**Source records**
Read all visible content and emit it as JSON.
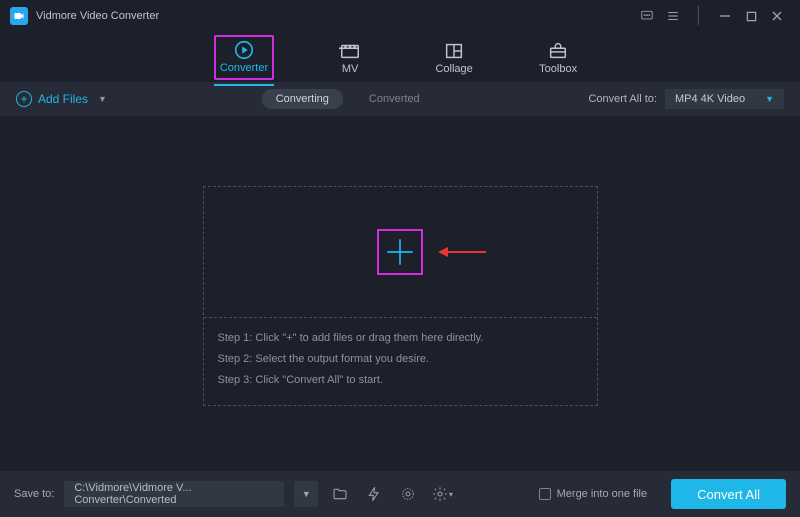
{
  "app": {
    "title": "Vidmore Video Converter"
  },
  "tabs": {
    "converter": "Converter",
    "mv": "MV",
    "collage": "Collage",
    "toolbox": "Toolbox",
    "active": "converter"
  },
  "toolbar": {
    "add_files": "Add Files",
    "converting": "Converting",
    "converted": "Converted",
    "convert_all_to": "Convert All to:",
    "format_selected": "MP4 4K Video"
  },
  "dropzone": {
    "step1": "Step 1: Click \"+\" to add files or drag them here directly.",
    "step2": "Step 2: Select the output format you desire.",
    "step3": "Step 3: Click \"Convert All\" to start."
  },
  "footer": {
    "save_to": "Save to:",
    "path": "C:\\Vidmore\\Vidmore V... Converter\\Converted",
    "merge": "Merge into one file",
    "convert_all": "Convert All"
  }
}
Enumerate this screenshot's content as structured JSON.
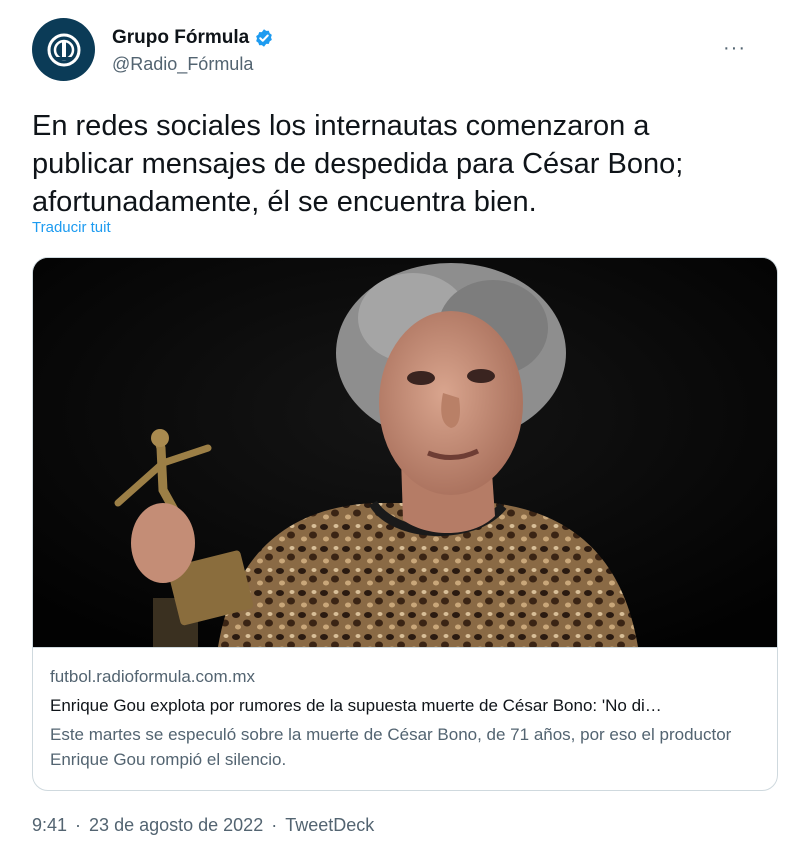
{
  "account": {
    "display_name": "Grupo Fórmula",
    "handle": "@Radio_Fórmula",
    "verified": true,
    "avatar_color": "#0b3b57"
  },
  "menu": {
    "more_label": "···"
  },
  "tweet": {
    "text": "En redes sociales los internautas comenzaron a publicar mensajes de despedida para César Bono; afortunadamente, él se encuentra bien.",
    "translate_label": "Traducir tuit"
  },
  "card": {
    "domain": "futbol.radioformula.com.mx",
    "title": "Enrique Gou explota por rumores de la supuesta muerte de César Bono: 'No di…",
    "description": "Este martes se especuló sobre la muerte de César Bono, de 71 años, por eso el productor Enrique Gou rompió el silencio."
  },
  "meta": {
    "time": "9:41",
    "dot": "·",
    "date": "23 de agosto de 2022",
    "source": "TweetDeck"
  },
  "colors": {
    "link_blue": "#1d9bf0",
    "secondary_text": "#536471",
    "border": "#cfd9de"
  }
}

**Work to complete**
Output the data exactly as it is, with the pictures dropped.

**Solved exercise**
Read all visible content and emit it as JSON.
{
  "app": {
    "title": "Vidmore Video Converter"
  },
  "tabs": {
    "converter": "Converter",
    "mv": "MV",
    "collage": "Collage",
    "toolbox": "Toolbox",
    "active": "converter"
  },
  "toolbar": {
    "add_files": "Add Files",
    "converting": "Converting",
    "converted": "Converted",
    "convert_all_to": "Convert All to:",
    "format_selected": "MP4 4K Video"
  },
  "dropzone": {
    "step1": "Step 1: Click \"+\" to add files or drag them here directly.",
    "step2": "Step 2: Select the output format you desire.",
    "step3": "Step 3: Click \"Convert All\" to start."
  },
  "footer": {
    "save_to": "Save to:",
    "path": "C:\\Vidmore\\Vidmore V... Converter\\Converted",
    "merge": "Merge into one file",
    "convert_all": "Convert All"
  }
}
Enumerate this screenshot's content as structured JSON.
{
  "account": {
    "display_name": "Grupo Fórmula",
    "handle": "@Radio_Fórmula",
    "verified": true,
    "avatar_color": "#0b3b57"
  },
  "menu": {
    "more_label": "···"
  },
  "tweet": {
    "text": "En redes sociales los internautas comenzaron a publicar mensajes de despedida para César Bono; afortunadamente, él se encuentra bien.",
    "translate_label": "Traducir tuit"
  },
  "card": {
    "domain": "futbol.radioformula.com.mx",
    "title": "Enrique Gou explota por rumores de la supuesta muerte de César Bono: 'No di…",
    "description": "Este martes se especuló sobre la muerte de César Bono, de 71 años, por eso el productor Enrique Gou rompió el silencio."
  },
  "meta": {
    "time": "9:41",
    "dot": "·",
    "date": "23 de agosto de 2022",
    "source": "TweetDeck"
  },
  "colors": {
    "link_blue": "#1d9bf0",
    "secondary_text": "#536471",
    "border": "#cfd9de"
  }
}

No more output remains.